Abe Lincoln in Illinois (Cyclopedia of Literary Characters, Revised Third Edition)
Abe Lincoln, who, at the age of twenty-two in 1831, is an awkward, melancholy young backwoodsman with no particular ambition. By 1861, he is a man of dedicated political principles whose personality and career have been shaped by friendship, love, loss, marriage, his reactions to the Dred Scott decision, and the great debates with Stephen A. Douglas.
Ann Rutledge, Lincoln’s great love, who agrees to marry him after her engagement to another man has been broken. She dies of a sudden fever.
McNeil, Ann’s fiancé, who is unable to return from his home in New York State to marry Ann.
Mary Todd, an ambitious young woman who sees in Lincoln the means of fulfilling her own frustrated desires.
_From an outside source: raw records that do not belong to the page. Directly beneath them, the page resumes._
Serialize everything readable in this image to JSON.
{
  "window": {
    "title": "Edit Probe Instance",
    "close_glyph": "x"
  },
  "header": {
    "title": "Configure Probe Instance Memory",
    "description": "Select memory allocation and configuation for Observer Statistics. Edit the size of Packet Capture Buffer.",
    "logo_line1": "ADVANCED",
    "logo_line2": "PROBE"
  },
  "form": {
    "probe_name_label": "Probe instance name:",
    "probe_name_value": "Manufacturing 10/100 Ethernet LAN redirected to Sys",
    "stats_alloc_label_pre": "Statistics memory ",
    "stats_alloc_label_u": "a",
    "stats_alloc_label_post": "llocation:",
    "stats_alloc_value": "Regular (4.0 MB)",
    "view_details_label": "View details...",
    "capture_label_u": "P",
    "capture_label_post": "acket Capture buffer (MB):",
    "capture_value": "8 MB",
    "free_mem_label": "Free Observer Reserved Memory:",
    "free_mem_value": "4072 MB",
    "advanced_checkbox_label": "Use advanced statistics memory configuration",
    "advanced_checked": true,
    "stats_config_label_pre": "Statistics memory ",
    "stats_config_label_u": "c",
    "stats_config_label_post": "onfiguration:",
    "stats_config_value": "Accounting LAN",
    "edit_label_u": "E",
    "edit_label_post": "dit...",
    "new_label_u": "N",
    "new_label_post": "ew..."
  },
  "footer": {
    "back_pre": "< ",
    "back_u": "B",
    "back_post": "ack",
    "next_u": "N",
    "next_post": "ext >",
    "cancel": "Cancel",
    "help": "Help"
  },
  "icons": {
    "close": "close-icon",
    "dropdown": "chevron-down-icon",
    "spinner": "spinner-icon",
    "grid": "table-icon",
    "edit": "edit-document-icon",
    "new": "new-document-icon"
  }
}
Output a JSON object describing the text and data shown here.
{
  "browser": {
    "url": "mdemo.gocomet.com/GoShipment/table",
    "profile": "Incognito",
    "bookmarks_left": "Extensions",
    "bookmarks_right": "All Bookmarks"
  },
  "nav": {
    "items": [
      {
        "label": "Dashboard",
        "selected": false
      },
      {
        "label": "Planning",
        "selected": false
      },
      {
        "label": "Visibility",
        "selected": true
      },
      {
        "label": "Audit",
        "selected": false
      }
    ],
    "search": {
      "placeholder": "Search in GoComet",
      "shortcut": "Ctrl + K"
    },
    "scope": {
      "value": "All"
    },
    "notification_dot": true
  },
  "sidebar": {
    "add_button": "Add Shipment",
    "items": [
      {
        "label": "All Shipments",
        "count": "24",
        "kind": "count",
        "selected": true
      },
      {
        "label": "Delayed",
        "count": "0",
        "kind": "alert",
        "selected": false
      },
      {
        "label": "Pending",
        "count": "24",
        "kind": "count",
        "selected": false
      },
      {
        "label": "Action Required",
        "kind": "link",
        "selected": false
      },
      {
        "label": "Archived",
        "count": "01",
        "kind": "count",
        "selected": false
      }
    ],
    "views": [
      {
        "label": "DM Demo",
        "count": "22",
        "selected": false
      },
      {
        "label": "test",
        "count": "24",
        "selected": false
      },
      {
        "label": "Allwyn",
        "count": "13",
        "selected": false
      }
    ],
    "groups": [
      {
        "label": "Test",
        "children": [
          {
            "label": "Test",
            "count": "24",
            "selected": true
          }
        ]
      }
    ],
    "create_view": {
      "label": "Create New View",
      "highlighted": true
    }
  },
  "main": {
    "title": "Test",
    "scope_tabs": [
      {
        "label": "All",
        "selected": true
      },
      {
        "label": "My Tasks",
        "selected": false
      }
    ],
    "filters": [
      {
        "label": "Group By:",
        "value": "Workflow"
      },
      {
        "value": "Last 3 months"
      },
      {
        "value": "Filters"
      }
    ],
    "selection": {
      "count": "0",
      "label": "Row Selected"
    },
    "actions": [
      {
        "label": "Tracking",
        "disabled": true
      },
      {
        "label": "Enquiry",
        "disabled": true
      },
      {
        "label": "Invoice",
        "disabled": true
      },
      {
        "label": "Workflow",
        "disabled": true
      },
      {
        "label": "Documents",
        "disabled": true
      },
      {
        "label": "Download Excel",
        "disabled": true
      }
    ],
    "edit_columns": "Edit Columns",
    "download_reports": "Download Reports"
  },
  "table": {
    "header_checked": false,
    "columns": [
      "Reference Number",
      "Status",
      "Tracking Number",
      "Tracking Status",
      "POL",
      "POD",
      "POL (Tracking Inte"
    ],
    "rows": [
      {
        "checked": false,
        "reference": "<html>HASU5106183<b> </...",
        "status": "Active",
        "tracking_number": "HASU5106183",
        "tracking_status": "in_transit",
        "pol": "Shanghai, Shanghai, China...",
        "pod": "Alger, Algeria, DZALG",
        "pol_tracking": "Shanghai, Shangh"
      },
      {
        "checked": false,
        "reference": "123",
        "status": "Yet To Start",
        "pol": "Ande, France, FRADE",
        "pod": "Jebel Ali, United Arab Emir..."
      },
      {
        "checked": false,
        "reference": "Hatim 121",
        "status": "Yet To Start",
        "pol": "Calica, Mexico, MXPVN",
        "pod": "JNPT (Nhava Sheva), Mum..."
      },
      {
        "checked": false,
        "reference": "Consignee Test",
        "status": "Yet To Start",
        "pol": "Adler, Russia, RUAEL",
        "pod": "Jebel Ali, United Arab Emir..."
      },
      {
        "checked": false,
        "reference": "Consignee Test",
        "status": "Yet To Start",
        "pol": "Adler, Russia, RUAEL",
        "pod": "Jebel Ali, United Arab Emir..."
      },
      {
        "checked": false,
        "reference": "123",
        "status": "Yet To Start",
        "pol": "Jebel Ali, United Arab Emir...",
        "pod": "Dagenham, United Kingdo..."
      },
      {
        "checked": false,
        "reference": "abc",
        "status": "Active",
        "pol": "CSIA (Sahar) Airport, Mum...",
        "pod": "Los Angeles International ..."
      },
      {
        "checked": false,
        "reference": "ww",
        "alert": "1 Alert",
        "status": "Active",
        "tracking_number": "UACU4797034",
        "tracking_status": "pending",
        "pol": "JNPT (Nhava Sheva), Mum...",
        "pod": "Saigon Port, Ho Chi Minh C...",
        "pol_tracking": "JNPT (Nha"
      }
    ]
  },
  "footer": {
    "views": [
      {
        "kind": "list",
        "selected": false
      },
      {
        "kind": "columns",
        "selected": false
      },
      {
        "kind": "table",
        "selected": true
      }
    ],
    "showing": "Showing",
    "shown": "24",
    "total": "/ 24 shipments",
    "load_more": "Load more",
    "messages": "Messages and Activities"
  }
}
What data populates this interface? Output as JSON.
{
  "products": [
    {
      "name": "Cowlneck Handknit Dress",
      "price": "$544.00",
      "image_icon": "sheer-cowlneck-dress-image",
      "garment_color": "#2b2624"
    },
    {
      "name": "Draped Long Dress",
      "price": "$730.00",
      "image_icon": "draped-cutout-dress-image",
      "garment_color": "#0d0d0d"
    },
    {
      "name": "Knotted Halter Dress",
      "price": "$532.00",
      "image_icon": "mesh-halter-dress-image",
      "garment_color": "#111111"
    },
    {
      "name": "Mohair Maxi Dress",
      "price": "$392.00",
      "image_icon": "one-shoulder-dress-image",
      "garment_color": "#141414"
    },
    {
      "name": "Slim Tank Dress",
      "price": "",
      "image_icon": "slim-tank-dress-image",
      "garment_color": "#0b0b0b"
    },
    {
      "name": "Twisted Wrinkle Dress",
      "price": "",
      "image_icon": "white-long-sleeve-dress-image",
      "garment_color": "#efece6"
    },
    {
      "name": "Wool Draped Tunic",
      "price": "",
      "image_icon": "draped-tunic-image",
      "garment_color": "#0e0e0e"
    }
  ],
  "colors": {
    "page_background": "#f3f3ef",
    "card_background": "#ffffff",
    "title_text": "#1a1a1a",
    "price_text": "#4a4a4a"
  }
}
After their marriage, she bears four children, but her jealousy and tantrums make his life so miserable that he is forced to shut her out of his election triumph.
Seth Gale, Lincoln’s friend. When the possible death of his son Jimmie threatens the Gales’ plans to move west, Lincoln, seeing in his friend’s predicament a symbol of what could happen to his countrymen’s hopes after the Dred Scott decision, finds his political convictions shaped and strengthened.
Mentor Graham, the New Salem schoolmaster who taught Lincoln grammar and encouraged his love of poetry and oratory.
Ninian Edwards, Lincoln’s political mentor and Mary Todd’s brother-in-law. Admiring Lincoln, he urges him to become a candidate for the Illinois State Assembly.
Judge Bowling Green
Judge Bowling Green, the New Salem justice of the peace.
Joshua Speed, a New Salem merchant.
Berry, Lincoln’s whiskey-drinking partner in a general store. His drinking bankrupts the partnership and leaves Lincoln with a debt of fifteen hundred dollars.
Judge Stuart, with whom Lincoln opens a law office in Springfield.
William H. Herndon
William H. Herndon, Lincoln’s law partner.
Stephen A. Douglas
Stephen A. Douglas, Lincoln’s political opponent.
Jimmie Gale, Seth’s young son.
Critique (Masterplots, Definitive Revised Edition)
Robert Sherwood saw in the struggles of Abe Lincoln a symbol of democracy in action. The playwright was able to stick fairly close to the facts of Lincoln’s life in working out his allegory of the growth of the democratic spirit, but in several scenes he was forced to invent fictitious characters or incidents to make his point. Whether the play be viewed as history or allegory, it remains as authentically American as its leading character.